_Records to use_.
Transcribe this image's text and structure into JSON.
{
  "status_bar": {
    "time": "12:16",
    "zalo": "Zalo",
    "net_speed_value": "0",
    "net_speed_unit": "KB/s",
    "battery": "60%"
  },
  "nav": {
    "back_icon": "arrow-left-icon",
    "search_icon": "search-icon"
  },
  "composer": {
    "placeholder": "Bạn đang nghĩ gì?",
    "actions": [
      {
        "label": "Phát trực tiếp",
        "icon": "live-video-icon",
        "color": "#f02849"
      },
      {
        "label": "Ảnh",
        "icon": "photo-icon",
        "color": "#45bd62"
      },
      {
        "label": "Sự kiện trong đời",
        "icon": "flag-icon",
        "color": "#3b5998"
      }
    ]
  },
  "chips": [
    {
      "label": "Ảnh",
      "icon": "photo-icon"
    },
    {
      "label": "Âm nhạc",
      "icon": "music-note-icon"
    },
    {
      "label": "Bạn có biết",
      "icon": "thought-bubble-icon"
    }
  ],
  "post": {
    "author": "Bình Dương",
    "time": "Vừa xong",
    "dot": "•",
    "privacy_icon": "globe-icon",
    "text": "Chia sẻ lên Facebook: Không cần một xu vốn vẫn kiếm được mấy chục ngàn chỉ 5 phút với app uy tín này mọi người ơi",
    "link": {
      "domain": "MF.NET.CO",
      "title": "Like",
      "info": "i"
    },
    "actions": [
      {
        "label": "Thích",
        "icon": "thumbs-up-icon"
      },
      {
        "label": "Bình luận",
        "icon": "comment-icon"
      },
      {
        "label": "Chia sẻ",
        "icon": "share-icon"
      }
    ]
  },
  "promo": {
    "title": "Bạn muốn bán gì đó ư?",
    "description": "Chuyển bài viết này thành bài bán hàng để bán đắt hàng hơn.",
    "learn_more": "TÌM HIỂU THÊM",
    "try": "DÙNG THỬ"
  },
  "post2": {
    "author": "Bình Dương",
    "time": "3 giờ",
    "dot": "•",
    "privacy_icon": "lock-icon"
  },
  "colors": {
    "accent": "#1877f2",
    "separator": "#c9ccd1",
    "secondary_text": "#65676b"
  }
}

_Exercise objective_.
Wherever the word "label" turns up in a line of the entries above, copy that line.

_Completed task_.
        "label": "Phát trực tiếp",
        "label": "Ảnh",
        "label": "Sự kiện trong đời",
      "label": "Ảnh",
      "label": "Âm nhạc",
      "label": "Bạn có biết",
        "label": "Thích",
        "label": "Bình luận",
        "label": "Chia sẻ",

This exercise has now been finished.